Thursday would have been McCloud’s 40th birthday. He leaves behind his wife, Maggie McCloud, and three young children.

“He was the love of my life,” Maggie McCloud told The Washington Post shortly after her husband’s death. “I’m so devastated that my children are not going to grow up with him, because he was a man of character and honor.”

McCloud attended high school in Grosse Pointe, Mich., outside Detroit, and later graduated from the University of Tennessee, where he studied liberal arts and history. According to news reports, he enlisted in the Marine Corps just in time for Desert Storm and served on the USS Missouri. It was the ship’s captain who encouraged him to attend Officer Candidate School.

During his career, McCloud worked at the Pentagon, did a fellowship on Capitol Hill and served as an instructor at the Marine Corps Officer Candidate School in Quantico. He and his wife moved from Alexandria to Hawaii this year.

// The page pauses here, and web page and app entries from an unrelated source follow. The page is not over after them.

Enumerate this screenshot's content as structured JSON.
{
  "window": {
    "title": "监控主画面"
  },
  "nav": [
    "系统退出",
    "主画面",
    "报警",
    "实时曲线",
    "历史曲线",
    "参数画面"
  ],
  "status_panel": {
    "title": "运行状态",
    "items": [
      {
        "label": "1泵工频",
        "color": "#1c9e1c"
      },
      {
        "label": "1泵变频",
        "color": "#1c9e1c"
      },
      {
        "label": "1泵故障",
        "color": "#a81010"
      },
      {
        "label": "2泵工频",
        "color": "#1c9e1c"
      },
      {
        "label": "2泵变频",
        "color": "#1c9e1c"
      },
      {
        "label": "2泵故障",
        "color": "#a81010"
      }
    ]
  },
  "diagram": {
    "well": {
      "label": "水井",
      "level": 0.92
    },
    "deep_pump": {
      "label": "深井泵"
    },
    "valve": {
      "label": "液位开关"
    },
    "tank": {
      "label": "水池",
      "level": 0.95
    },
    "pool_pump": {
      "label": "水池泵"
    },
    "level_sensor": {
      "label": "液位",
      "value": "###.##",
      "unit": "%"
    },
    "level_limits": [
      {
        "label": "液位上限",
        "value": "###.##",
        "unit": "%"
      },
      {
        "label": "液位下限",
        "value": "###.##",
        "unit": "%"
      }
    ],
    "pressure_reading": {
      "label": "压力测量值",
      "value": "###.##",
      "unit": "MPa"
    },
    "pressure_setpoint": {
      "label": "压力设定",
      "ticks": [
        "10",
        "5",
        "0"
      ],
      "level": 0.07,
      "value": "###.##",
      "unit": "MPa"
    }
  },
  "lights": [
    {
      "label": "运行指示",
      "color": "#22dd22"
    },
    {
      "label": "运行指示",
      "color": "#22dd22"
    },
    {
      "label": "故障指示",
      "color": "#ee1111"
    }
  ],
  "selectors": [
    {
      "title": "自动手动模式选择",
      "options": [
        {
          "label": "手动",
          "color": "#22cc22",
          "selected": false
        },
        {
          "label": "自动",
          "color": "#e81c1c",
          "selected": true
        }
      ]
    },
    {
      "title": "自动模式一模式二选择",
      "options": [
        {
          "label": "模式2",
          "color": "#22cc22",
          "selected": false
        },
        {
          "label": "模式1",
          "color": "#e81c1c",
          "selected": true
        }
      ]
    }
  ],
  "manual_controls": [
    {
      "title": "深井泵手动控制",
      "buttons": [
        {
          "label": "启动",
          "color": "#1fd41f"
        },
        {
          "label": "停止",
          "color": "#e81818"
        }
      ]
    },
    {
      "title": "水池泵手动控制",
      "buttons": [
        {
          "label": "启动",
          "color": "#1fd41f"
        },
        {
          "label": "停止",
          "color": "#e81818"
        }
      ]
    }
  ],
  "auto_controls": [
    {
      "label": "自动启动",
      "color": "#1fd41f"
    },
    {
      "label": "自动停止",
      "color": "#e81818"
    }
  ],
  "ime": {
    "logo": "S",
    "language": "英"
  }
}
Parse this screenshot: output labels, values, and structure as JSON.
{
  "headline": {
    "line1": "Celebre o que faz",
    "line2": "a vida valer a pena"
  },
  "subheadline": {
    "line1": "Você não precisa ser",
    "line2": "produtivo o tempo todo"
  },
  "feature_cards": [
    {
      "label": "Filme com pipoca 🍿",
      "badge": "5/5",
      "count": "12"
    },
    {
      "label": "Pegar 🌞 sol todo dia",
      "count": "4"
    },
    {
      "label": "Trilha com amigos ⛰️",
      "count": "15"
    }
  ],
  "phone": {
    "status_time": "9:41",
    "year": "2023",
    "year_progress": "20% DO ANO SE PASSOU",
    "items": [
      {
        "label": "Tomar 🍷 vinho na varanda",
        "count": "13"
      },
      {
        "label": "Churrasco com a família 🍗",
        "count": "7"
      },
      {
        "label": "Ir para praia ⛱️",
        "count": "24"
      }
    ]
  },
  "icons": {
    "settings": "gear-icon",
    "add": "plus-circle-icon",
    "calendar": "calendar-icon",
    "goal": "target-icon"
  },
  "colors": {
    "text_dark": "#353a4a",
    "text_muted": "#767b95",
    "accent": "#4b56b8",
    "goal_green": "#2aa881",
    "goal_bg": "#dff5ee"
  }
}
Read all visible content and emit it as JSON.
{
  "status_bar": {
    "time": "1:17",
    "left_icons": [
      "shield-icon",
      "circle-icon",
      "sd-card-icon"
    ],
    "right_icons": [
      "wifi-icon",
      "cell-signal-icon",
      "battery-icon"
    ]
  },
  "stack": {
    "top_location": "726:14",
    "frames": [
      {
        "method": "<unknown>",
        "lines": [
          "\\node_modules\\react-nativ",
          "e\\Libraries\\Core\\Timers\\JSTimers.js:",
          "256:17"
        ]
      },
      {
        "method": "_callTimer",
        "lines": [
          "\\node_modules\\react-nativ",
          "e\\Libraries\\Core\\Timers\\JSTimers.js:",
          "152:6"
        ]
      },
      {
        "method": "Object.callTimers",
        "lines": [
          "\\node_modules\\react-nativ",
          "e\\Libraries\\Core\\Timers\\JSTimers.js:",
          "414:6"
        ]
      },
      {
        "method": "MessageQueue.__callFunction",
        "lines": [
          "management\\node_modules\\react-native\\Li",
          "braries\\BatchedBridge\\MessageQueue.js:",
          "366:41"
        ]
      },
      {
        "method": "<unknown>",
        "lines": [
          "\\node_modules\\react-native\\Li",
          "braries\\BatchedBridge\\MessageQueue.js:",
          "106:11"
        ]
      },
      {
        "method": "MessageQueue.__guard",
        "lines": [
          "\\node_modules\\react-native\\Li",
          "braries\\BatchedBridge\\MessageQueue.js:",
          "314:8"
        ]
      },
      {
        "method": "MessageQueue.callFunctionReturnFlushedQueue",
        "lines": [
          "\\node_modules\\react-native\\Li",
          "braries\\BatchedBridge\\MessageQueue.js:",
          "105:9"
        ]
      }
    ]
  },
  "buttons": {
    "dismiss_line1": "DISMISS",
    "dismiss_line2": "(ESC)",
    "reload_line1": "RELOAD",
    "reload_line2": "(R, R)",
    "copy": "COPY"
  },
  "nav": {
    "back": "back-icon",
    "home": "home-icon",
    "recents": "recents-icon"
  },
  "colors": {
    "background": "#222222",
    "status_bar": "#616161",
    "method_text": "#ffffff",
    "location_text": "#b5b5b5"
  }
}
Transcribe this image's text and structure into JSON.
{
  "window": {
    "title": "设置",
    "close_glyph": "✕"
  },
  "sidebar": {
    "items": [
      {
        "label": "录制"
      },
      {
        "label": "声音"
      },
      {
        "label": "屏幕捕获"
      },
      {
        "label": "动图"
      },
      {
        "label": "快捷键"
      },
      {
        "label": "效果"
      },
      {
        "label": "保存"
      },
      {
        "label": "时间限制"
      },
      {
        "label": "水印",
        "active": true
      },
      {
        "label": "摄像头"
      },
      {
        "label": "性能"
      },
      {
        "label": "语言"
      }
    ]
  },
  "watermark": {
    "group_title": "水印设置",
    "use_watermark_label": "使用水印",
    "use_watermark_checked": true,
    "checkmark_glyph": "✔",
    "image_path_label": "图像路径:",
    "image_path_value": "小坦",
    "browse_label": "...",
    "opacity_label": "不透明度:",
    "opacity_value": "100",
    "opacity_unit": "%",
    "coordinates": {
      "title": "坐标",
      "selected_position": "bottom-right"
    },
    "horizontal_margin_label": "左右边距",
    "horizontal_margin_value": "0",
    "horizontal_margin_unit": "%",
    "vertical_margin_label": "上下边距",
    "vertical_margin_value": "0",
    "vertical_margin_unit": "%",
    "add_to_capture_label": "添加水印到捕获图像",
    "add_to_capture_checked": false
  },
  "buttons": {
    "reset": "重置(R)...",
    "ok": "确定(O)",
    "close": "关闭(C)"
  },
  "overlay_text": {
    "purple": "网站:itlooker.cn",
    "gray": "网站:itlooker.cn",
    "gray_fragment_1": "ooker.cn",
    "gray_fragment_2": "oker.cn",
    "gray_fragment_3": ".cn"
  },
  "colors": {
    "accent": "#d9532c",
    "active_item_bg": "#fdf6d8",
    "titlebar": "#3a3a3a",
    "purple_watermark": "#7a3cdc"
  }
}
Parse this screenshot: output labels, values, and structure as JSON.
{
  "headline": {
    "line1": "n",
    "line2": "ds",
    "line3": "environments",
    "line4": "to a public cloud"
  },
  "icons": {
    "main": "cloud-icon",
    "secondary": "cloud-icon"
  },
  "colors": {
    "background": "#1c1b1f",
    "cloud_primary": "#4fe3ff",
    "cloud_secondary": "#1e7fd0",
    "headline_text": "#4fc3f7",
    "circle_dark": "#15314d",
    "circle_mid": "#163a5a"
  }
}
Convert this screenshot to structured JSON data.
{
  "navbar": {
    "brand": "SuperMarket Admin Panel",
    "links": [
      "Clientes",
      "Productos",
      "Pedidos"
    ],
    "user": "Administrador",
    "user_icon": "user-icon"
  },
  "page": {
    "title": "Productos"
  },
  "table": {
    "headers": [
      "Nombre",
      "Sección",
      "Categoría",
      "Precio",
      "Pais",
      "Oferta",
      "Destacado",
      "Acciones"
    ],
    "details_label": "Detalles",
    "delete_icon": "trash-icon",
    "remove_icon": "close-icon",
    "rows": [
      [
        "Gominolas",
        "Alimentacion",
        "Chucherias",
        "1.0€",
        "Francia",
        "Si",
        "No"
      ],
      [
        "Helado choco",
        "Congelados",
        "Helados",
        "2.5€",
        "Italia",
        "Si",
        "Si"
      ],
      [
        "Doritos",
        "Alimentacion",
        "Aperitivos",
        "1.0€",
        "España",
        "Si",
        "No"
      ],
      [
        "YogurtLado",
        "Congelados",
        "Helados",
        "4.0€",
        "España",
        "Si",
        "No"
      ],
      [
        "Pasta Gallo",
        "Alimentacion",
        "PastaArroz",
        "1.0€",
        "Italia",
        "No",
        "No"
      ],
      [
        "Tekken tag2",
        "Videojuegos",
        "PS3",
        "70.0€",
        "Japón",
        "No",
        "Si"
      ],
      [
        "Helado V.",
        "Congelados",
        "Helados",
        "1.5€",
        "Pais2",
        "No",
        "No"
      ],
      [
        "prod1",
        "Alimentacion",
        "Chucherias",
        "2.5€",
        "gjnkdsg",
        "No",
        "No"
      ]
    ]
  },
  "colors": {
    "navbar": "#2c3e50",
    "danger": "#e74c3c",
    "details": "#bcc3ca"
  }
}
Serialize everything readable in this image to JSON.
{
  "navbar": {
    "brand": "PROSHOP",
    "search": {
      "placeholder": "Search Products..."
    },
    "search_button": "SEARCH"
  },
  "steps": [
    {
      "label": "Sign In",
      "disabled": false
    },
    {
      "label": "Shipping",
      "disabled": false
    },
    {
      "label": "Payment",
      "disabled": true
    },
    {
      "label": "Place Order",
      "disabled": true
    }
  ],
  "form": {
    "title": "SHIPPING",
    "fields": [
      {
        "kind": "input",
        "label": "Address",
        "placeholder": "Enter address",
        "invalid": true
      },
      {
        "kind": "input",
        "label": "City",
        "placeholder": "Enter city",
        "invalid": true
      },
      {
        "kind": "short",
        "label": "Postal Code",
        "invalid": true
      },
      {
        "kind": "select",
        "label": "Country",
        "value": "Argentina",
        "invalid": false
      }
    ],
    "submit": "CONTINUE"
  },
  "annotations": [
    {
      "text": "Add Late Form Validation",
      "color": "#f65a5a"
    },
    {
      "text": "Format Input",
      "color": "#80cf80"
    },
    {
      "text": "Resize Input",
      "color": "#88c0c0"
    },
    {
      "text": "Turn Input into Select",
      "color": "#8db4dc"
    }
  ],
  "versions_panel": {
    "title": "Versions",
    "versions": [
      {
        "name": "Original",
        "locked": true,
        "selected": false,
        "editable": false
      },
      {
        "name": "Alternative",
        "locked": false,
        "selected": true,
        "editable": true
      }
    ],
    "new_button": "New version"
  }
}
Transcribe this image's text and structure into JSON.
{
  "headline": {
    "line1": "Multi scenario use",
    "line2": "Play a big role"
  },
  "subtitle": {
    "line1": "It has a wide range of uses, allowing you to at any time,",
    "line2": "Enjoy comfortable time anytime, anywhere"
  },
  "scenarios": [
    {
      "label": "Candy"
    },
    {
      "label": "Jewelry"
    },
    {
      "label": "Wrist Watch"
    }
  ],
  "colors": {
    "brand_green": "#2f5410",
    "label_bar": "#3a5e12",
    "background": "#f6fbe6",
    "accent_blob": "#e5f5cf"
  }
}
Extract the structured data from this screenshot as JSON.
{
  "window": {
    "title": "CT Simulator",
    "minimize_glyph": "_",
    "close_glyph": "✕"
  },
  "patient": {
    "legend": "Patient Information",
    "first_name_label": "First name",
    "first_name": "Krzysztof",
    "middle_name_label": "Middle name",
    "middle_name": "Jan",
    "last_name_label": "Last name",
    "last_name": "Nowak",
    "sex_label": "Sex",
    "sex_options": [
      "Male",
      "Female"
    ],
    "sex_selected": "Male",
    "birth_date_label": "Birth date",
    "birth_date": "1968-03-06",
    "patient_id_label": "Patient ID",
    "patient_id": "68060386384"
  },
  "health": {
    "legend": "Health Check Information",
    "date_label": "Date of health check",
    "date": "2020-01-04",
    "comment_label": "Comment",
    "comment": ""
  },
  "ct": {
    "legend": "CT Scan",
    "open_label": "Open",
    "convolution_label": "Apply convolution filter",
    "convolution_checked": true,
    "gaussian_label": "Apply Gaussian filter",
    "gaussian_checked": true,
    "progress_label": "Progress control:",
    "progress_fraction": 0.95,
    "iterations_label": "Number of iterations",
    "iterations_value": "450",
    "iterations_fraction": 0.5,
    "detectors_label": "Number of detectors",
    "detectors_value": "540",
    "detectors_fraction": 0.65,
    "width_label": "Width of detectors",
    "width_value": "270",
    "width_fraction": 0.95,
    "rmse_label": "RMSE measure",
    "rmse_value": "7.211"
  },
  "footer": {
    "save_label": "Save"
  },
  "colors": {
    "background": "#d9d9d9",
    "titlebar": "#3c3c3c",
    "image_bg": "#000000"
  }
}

Marine Maj. Pat Zaleski first met McCloud 13 years ago when they served together at Camp Lejeune. They later served together on the staff at Officer Candidate School and remained close friends. Yesterday, he escorted McCloud’s remains to Arlington National Cemetery.

“There were very few things he loved more than the Marines, but things he did love more were his wife and children,” Zaleski said. “As good a Marine as he was, he was a much better husband and father. . . . He was an absolutely selfless and humble man. Those are the best kind.”